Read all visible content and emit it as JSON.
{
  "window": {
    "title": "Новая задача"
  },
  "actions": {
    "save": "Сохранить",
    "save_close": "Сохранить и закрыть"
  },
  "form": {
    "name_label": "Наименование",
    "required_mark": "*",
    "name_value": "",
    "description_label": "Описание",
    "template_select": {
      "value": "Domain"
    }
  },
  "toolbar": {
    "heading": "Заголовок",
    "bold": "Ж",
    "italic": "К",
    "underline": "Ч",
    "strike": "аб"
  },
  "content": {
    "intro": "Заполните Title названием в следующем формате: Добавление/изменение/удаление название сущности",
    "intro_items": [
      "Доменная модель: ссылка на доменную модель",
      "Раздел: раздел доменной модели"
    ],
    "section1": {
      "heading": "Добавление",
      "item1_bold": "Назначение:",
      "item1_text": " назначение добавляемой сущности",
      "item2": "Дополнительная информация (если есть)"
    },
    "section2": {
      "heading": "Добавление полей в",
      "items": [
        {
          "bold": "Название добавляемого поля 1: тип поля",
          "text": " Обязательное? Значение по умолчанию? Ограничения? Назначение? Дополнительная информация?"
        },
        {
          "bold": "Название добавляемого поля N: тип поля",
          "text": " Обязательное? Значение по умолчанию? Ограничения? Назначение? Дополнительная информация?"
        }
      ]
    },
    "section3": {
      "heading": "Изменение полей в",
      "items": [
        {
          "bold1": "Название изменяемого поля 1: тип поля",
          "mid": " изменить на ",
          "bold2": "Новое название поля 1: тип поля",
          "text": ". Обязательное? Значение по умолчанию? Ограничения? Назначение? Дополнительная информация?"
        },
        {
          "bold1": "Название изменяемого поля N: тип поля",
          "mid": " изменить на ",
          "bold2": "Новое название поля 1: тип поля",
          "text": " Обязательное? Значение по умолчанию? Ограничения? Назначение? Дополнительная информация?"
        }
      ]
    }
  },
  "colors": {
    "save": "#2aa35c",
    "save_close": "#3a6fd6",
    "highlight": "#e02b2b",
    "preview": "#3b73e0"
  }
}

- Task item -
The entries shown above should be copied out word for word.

- Answer -
Read all visible content and emit it as JSON.
{
  "window": {
    "title": "Новая задача"
  },
  "actions": {
    "save": "Сохранить",
    "save_close": "Сохранить и закрыть"
  },
  "form": {
    "name_label": "Наименование",
    "required_mark": "*",
    "name_value": "",
    "description_label": "Описание",
    "template_select": {
      "value": "Domain"
    }
  },
  "toolbar": {
    "heading": "Заголовок",
    "bold": "Ж",
    "italic": "К",
    "underline": "Ч",
    "strike": "аб"
  },
  "content": {
    "intro": "Заполните Title названием в следующем формате: Добавление/изменение/удаление название сущности",
    "intro_items": [
      "Доменная модель: ссылка на доменную модель",
      "Раздел: раздел доменной модели"
    ],
    "section1": {
      "heading": "Добавление",
      "item1_bold": "Назначение:",
      "item1_text": " назначение добавляемой сущности",
      "item2": "Дополнительная информация (если есть)"
    },
    "section2": {
      "heading": "Добавление полей в",
      "items": [
        {
          "bold": "Название добавляемого поля 1: тип поля",
          "text": " Обязательное? Значение по умолчанию? Ограничения? Назначение? Дополнительная информация?"
        },
        {
          "bold": "Название добавляемого поля N: тип поля",
          "text": " Обязательное? Значение по умолчанию? Ограничения? Назначение? Дополнительная информация?"
        }
      ]
    },
    "section3": {
      "heading": "Изменение полей в",
      "items": [
        {
          "bold1": "Название изменяемого поля 1: тип поля",
          "mid": " изменить на ",
          "bold2": "Новое название поля 1: тип поля",
          "text": ". Обязательное? Значение по умолчанию? Ограничения? Назначение? Дополнительная информация?"
        },
        {
          "bold1": "Название изменяемого поля N: тип поля",
          "mid": " изменить на ",
          "bold2": "Новое название поля 1: тип поля",
          "text": " Обязательное? Значение по умолчанию? Ограничения? Назначение? Дополнительная информация?"
        }
      ]
    }
  },
  "colors": {
    "save": "#2aa35c",
    "save_close": "#3a6fd6",
    "highlight": "#e02b2b",
    "preview": "#3b73e0"
  }
}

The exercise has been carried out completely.